may be attempted. If the lung function of the patient
is poor, they might be unable to tolerate removal of any
lung tissue. If the overall health of the patient is poor,
they may not tolerate any type of operation.
it is determined that a person is a candidate for lung
cancer surgery, there are three general types of operations
which can be performed.
- Wedge Resection. In
a wedge resection either through a thoracotomy or a VATS,
the tumor is identified and, using special stapling devices,
the tumor is removed with a margin of normal lung tissue.
A wedge resection can be used to diagnose a lung mass
and as a treatment method. A wedge resection removes the
tumor and only a small amount of normal lung. It is generally
tolerated by most patients even if they have poor lung
- Lobectomy. The
lungs are divided into different portions called lobes:
there are three lobes on the right (upper, middle and
lower) and two lobes on the left (upper and lower).
People with better lung function can tolerate removal
of an entire lobe. A lobectomy is believed to be a better
cancer operation since more surrounding normal lung
tissue is removed. Therefore, if there are microscopic
cancer cells present, removal of more tissue would be
beneficial. A lobectomy is usually performed via a thoracotomy,
but in some instances VATS can be used.
- Thoracotomy. A
thoracotomy is any type of chest incision. The usual thoracotomy
for a lung cancer operation is performed on the patient's
side. A six- to 10-inch incision is made under the person's
arm. The ribs are spread with a chest retractor.
A thoracotomy incision gives the surgeon an excellent
view of the inside of the chest and allows the surgeon
to operate safely.
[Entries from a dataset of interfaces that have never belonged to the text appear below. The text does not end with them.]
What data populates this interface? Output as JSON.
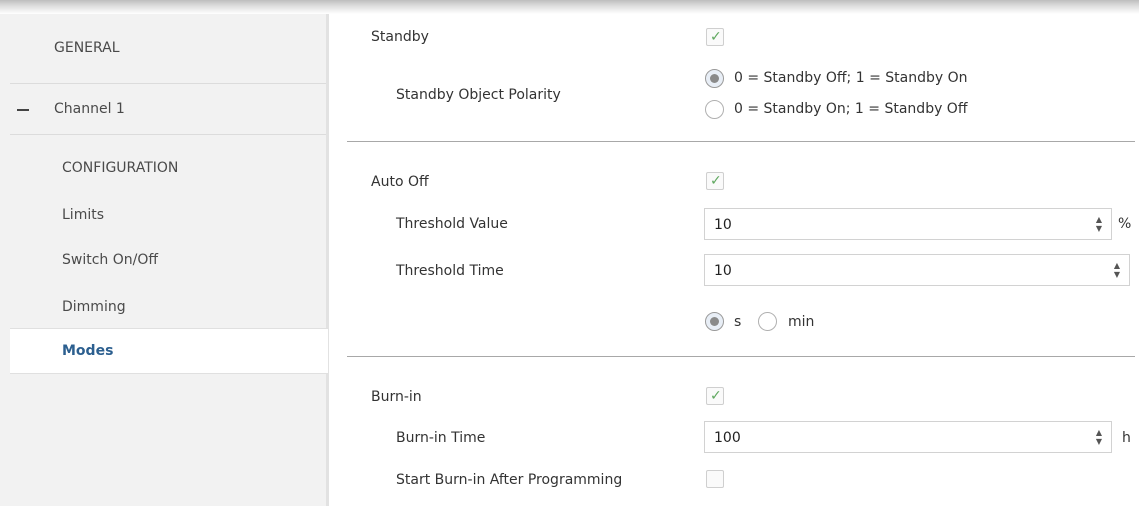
{
  "sidebar": {
    "general": "GENERAL",
    "channel": "Channel 1",
    "items": [
      "CONFIGURATION",
      "Limits",
      "Switch On/Off",
      "Dimming"
    ],
    "selected": "Modes"
  },
  "standby": {
    "label": "Standby",
    "checked": true,
    "polarity_label": "Standby Object Polarity",
    "options": [
      "0 = Standby Off; 1 = Standby On",
      "0 = Standby On; 1 = Standby Off"
    ],
    "selected_index": 0
  },
  "auto_off": {
    "label": "Auto Off",
    "checked": true,
    "threshold_value_label": "Threshold Value",
    "threshold_value": "10",
    "threshold_value_unit": "%",
    "threshold_time_label": "Threshold Time",
    "threshold_time": "10",
    "time_units": [
      "s",
      "min"
    ],
    "time_unit_selected_index": 0
  },
  "burn_in": {
    "label": "Burn-in",
    "checked": true,
    "time_label": "Burn-in Time",
    "time_value": "100",
    "time_unit": "h",
    "start_after_label": "Start Burn-in After Programming",
    "start_after_checked": false
  },
  "icons": {
    "check": "✓",
    "spin_up": "▲",
    "spin_down": "▼"
  },
  "colors": {
    "accent": "#2c5f8f",
    "check_green": "#5fa85f"
  }
}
Through this type of incision a wedge
resection, lobectomy and pneumonectomy can be performed.
thoracotomy incision is considered one of the more painful
incisions to have. The pain is mainly due to the cutting
of the muscles between the ribs and spreading the ribs
apart. After surgery, every breath the patient takes expands
their chest and spreads the incision to cause pain. The
pain can be controlled with epidural (or spinal) anesthesia
and pain medication.
pneumonectomy is the most invasive type of operation for
lung cancer. In a pneumonectomy, an entire lung is removed.
If the tumor is located centrally or involves more than
one lobe, a pneumonectomy may be the only way all of the
cancer can be removed. This operation is performed on
patients with normal or near normal lung function. A pneumonectomy
is performed through a thoracotomy.
Lung cancer is potentially curable if discovered early.
Stage 1 non-small cell cancer has a cure rate of 60-70%
with lung resection. The cure rate or five-year survival
drops off for more advanced lung cancer.
hospital stay after a thoracotomy is dependent on three
main factors: the overall health of the patient, what
type of lung resection was done, and how long the chest
tube needs to stay in after the operation. If a person
is in otherwise good health and has a wedge resection
the typical hospital stay is three to five days. For a
lobectomy and pneumonectomy, the average hospital stay
is four to six days. Patients are restricted from heavy
lifting for six to eight weeks until their incisions are
fully healed. They usually are able to go back to work
in six to eight weeks.
is minimally invasive chest surgery using special telescopes,
video cameras, and instruments to look and operate inside
the chest through two to four small one- to two-inch incisions.
VATS uses instruments similar to the instruments used
routinely now for gall bladder surgery. With these special
instruments and video equipment, a surgeon can perform
a lung or pleural biopsy, a wedge resection or, in some
cases, a lobectomy. Lung nodules or tumors which are located
on the outer portion of the lung are easier to resect
with VATS than masses located in the central portion of
Thoracic Oncology/Lung Cancer Program
See what patients have to say about their experiences of the disease before, and after their surgery. click here